Wrap the wire down and around the last peg in the series of 5. Start the wrap to the inside – between the fourth and fifth peg, then counter-clockwise around each peg. Remember to let the Jig do the work and turn the Jig rather than the wire.
After you’ve wrapped the last peg, bring the wire up and rest it in between the small peg and the large peg.
Remove the form from the Findings Form by cutting the wire from the back of the form. Trim the extra wire from the loop. Wrap the long end around the loop. Use your fingers to gently shape the Form.
Use the headpins to add beads and attach to the loops of the Form.

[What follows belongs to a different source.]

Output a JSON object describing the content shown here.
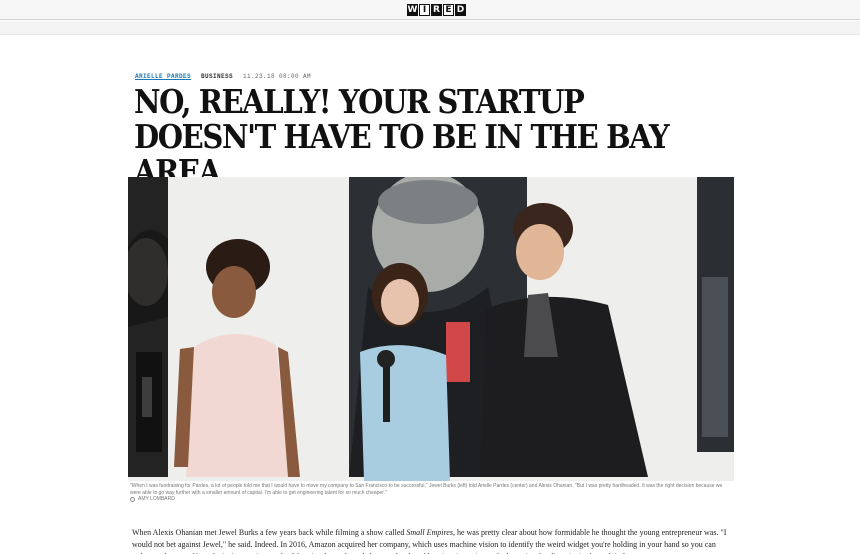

Slip the top loop through the post, then add the ear nut. Tada!
And instructions for a smaller dangle:
For a smaller Ear Jacket profile, wrap around the smaller peg.
Continue wrapping counter-clockwise to finish the Ear Jacket.

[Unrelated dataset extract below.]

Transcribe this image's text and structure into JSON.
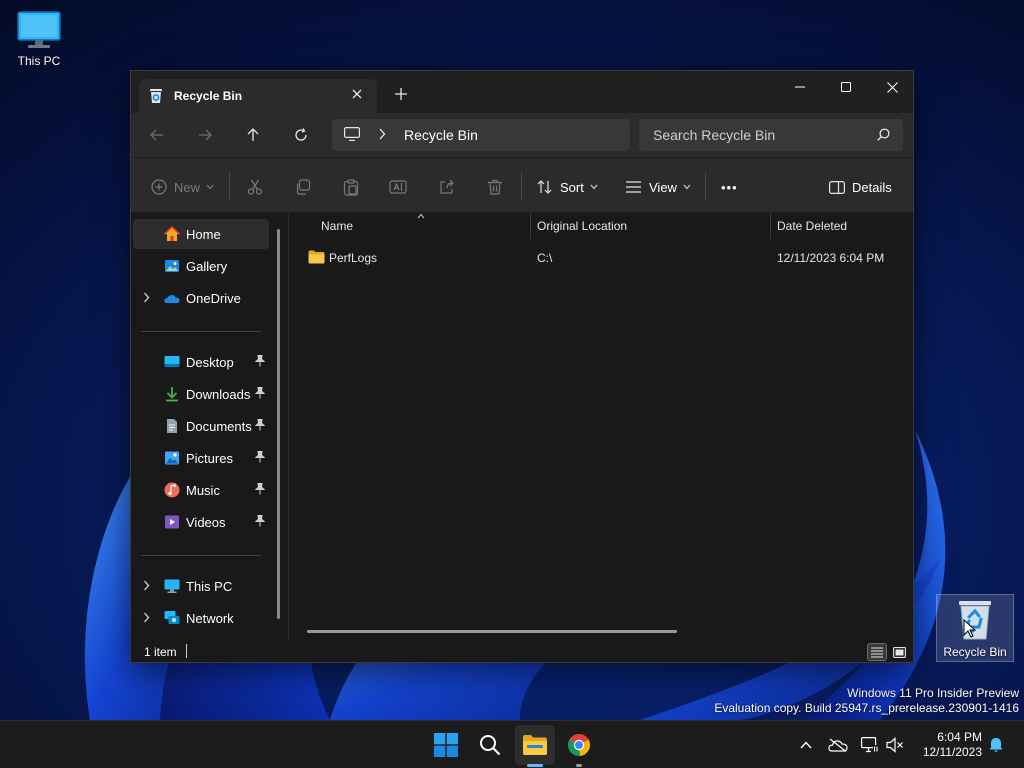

Add dangles and enjoy!
I can’t wait to try out some of the other Findings Forms to make more designs!
They’re small, sometimes fiddly, but these little, rubberized beads are incredibly helpful in making snug designs that have movement. Originally designed to mimic the look of knots between pearls, the Bead Bumpers do that and oh, so much more!

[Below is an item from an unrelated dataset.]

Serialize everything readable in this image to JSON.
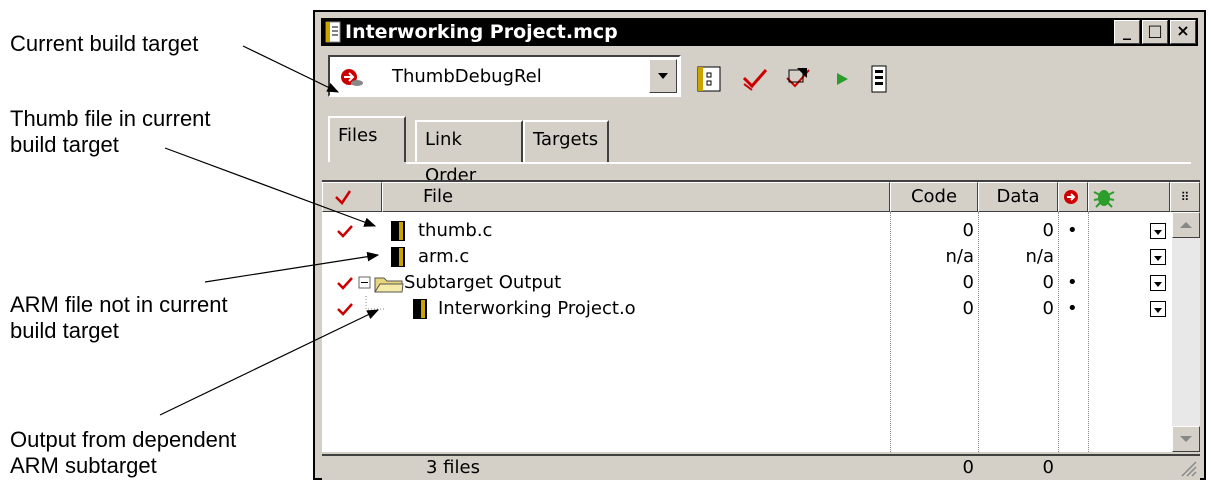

Use a Square Bead Stopper on either side of your clasp to hide extra wire.
2. They take up the slack when you are adding a Magnetic Tube Clasp to finish your memory wire. You’ll need a little extra room to get the loop turned over and hidden in the clasp. Use a Square Bead Bumper on each end, and they’ll squeeze and release to minimize the exposed wire.
3. We all know that we should leave some “wiggle room” in our designs to minimize the beads from rubbing against the wire, but who likes exposed wire at the ends of our designs? Here’s where Bead Bumpers really shine. Add a few on each end, and their elastic properties will allow you to build in the “wiggle room” without the wire gaps.
Have you been using Bead Bumpers in your designs? Found any other great uses for them? Post your projects and ideas on the Beadalon Facebook page! Instagram more your style? Here’s the link!
It’ a little unassuming, perhaps easily overlooked, but don’t underestimate this powerhouse of a magnetic clasp!
My favorite way to use it is on the ends of memory wire (round or flat). Use Round Nose Pliers to turn a small half loop on the end of the Memory Wire, use a Chain Nose Pliers to flatten the loop as much as you can, then string the clasp onto the Wire so that the loop catches in the large hole. Add your beads until you reach the other side leaving about a half of an inch of bare wire to add the other side of the magnet. Making sure the poles of the magnets are correctly aligned, string on the second half of the magnet with the large hole facing away from your beads. Turn and flatten a loop on the end of the Memory Wire so it slides into the large hole in the clasp.
I’ve been making these for myself, and also giving them as gifts. The Magna Clasp is super strong, and makes for a beautiful bracelet that’s a cinch to put on and take off!
Knotted Headpin made with 22 Gauge Gold Color Artistic Wire
I can’t take credit for coming up with this technique for making knotted headpins, but I am totally taking credit for letting everyone know what a game changer it is!
You can find the original video that I watched here. I modified the technique just a scosh to make it work better for me. I like the idea of straightening it (and hardening the wire a little bit) with the nylon jaw pliers as I pull the knot tight.
I love it because it because it uses up scraps of wire, you can match the color of your headpins exactly to your wire-worked design, and you’ll never run out of headpins again!
I taught the technique as part of Beadalon’s Inspiration Playground Workshops at BeadFest this year. Feel free to print off these instructions and spread the word! Link>Instruction knot head pin